Thompson's heroic return to the court, which included him sinking both free throws to give him an even 30 points and jogging back on defense despite president of basketball operations Bob Myers' instructions, has reached folk hero status since it was revealed he tore his ACL on the play.

The Warriors star has gutted through a number of injuries in his career, so he didn't think twice about walking back onto the court. 

“I knew I hurt something, but I’ve just never done an ACL or any type of ligament,” Thompson told The Athletic's Marcus Thompson. “I’ve never torn nothing in my life. So, when I did that, I thought it might have been a sprained knee. Maybe I’d go back … I didn’t even think about it. I just heard that I had to go shoot the free throws and I literally just turned around and walked back like it was …

“Like I had to. I don’t know. It was just something in me that told me to. And, I don’t know, man, it’s The Finals, you know? I don’t want to leave points on the board. Those are hard to get. So many dudes have a whole illustrious career and never even got a sniff of the Finals. I was very lucky to be in that position."

Initially, Thompson didn't think his return warranted praise, but now he sees why it was special to Warriors fans.

“I didn’t think it was that big of a deal after The Finals ended, Thompson said. "But as time goes on and I watch the video and hear the roar of the crowd, I realize it’s a pretty big deal. That’s No. 1 because I think it shows people how much I care, how bad I want to be out there. It showed them that I’m all in with this basketball thing.”

As for jogging back on defense with a torn ACL, chalk it up to instinct.

“I was trying to stay in,” Thompson said. “Not even, like, consciously trying. Just like, my intuition. After you hit a free throw, you just jog back on defense. So I wasn’t really in deep thought or anything about like, ‘Dang this could hurt.’ I just wanted to keep playing. It was Game 6. It was The Finals.”

Thompson's heroics couldn't save the injury-ravaged Warriors as they fell to the Raptors in Game 6 of The Finals, watching their chances at a three-peat evaporate thanks to an injury report that included Thompson and Kevin Durant. 

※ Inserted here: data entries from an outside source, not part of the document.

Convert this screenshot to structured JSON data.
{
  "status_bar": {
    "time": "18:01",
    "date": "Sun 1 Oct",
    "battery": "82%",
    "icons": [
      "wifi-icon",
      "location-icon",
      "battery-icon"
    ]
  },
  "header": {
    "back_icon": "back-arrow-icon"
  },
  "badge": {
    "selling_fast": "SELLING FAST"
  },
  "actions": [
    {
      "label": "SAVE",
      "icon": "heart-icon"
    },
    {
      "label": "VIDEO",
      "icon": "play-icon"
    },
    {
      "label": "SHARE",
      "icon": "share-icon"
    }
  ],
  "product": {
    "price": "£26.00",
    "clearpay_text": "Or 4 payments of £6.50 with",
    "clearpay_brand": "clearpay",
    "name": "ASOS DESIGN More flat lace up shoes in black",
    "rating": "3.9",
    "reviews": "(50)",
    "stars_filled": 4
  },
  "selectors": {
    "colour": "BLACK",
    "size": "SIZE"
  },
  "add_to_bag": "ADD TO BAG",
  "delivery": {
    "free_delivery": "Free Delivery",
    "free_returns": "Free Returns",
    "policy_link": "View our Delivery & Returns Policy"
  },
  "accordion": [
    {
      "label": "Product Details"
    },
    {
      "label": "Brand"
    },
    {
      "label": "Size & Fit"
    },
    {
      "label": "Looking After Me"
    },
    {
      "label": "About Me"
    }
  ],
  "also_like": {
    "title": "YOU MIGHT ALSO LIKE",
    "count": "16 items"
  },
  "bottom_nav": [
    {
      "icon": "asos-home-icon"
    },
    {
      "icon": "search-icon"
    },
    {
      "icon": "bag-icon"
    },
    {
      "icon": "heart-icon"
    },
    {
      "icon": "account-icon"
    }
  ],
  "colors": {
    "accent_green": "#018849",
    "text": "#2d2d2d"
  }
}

[RELATED: Exclusive: Iguodala finding it hard to move on from on Dubs]

With the offseason departures of Durant, Andre Iguodala, Shaun Livingston, DeMarcus Cousins and Quinn Cook, the Warriors have re-tooled their roster, hoping to extend their championship window while Thompson, Steph Curry and Draymond Green are in their primes.

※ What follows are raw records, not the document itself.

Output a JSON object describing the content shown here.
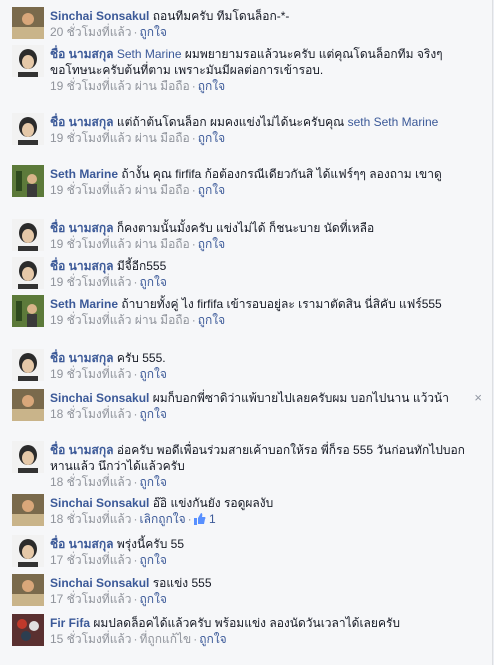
{
  "comments": [
    {
      "author": "Sinchai Sonsakul",
      "mention": "",
      "text": "ถอนทีมครับ ทีมโดนล็อก-*-",
      "time": "20 ชั่วโมงที่แล้ว",
      "via": "",
      "like": "ถูกใจ",
      "likes": ""
    },
    {
      "author": "ชื่อ นามสกุล",
      "mention": "Seth Marine",
      "text": "ผมพยายามรอแล้วนะครับ แต่คุณโดนล็อกทีม จริงๆ",
      "text2": "ขอโทษนะครับต้นที่ตาม เพราะมันมีผลต่อการเข้ารอบ.",
      "time": "19 ชั่วโมงที่แล้ว",
      "via": "ผ่าน มือถือ",
      "like": "ถูกใจ",
      "likes": ""
    },
    {
      "author": "ชื่อ นามสกุล",
      "mention": "",
      "text": "แต่ถ้าต้นโดนล็อก ผมคงแข่งไม่ได้นะครับคุณ",
      "mention_after": "seth Seth Marine",
      "time": "19 ชั่วโมงที่แล้ว",
      "via": "ผ่าน มือถือ",
      "like": "ถูกใจ",
      "likes": ""
    },
    {
      "author": "Seth Marine",
      "mention": "",
      "text": "ถ้างั้น คุณ firfifa ก้อต้องกรณีเดียวกันสิ ได้แฟร์ๆๆ ลองถาม เขาดู",
      "time": "19 ชั่วโมงที่แล้ว",
      "via": "ผ่าน มือถือ",
      "like": "ถูกใจ",
      "likes": ""
    },
    {
      "author": "ชื่อ นามสกุล",
      "mention": "",
      "text": "ก็คงตามนั้นมั้งครับ แข่งไม่ได้ ก็ชนะบาย นัดที่เหลือ",
      "time": "19 ชั่วโมงที่แล้ว",
      "via": "ผ่าน มือถือ",
      "like": "ถูกใจ",
      "likes": ""
    },
    {
      "author": "ชื่อ นามสกุล",
      "mention": "",
      "text": "มีจี้อีก555",
      "time": "19 ชั่วโมงที่แล้ว",
      "via": "",
      "like": "ถูกใจ",
      "likes": ""
    },
    {
      "author": "Seth Marine",
      "mention": "",
      "text": "ถ้าบายทั้งคู่ ไง firfifa เข้ารอบอยู่ละ เรามาตัดสิน นี่สิคับ แฟร์555",
      "time": "19 ชั่วโมงที่แล้ว",
      "via": "ผ่าน มือถือ",
      "like": "ถูกใจ",
      "likes": ""
    },
    {
      "author": "ชื่อ นามสกุล",
      "mention": "",
      "text": "ครับ 555.",
      "time": "19 ชั่วโมงที่แล้ว",
      "via": "",
      "like": "ถูกใจ",
      "likes": ""
    },
    {
      "author": "Sinchai Sonsakul",
      "mention": "",
      "text": "ผมก็บอกพี่ซาดิว่าแพ้บายไปเลยครับผม บอกไปนาน แว้วน้า",
      "time": "18 ชั่วโมงที่แล้ว",
      "via": "",
      "like": "ถูกใจ",
      "likes": ""
    },
    {
      "author": "ชื่อ นามสกุล",
      "mention": "",
      "text": "อ่อครับ พอดีเพื่อนร่วมสายเค้าบอกให้รอ พี่ก็รอ 555 วันก่อนทักไปบอกหานแล้ว นึกว่าได้แล้วครับ",
      "time": "18 ชั่วโมงที่แล้ว",
      "via": "",
      "like": "ถูกใจ",
      "likes": ""
    },
    {
      "author": "Sinchai Sonsakul",
      "mention": "",
      "text": "อ๊อิ แข่งกันยัง รอดูผลงับ",
      "time": "18 ชั่วโมงที่แล้ว",
      "via": "",
      "like": "เลิกถูกใจ",
      "likes": "1"
    },
    {
      "author": "ชื่อ นามสกุล",
      "mention": "",
      "text": "พรุ่งนี้ครับ 55",
      "time": "17 ชั่วโมงที่แล้ว",
      "via": "",
      "like": "ถูกใจ",
      "likes": ""
    },
    {
      "author": "Sinchai Sonsakul",
      "mention": "",
      "text": "รอแข่ง 555",
      "time": "17 ชั่วโมงที่แล้ว",
      "via": "",
      "like": "ถูกใจ",
      "likes": ""
    },
    {
      "author": "Fir Fifa",
      "mention": "",
      "text": "ผมปลดล็อคได้แล้วครับ พร้อมแข่ง ลองนัดวันเวลาได้เลยครับ",
      "time": "15 ชั่วโมงที่แล้ว",
      "via": "ที่ถูกแก้ไข",
      "like": "ถูกใจ",
      "likes": ""
    }
  ],
  "close_glyph": "×"
}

Thompson will be out until at least the All-Star break as he rehabs his knee, leaving it to Curry, Green and new addition D'Angelo Russell to carry the load in the early going against a Western Conference that got a lot better during the summer.

But once he returns, Thompson and the Warriors once again will be one of the most dangerous units in the NBA.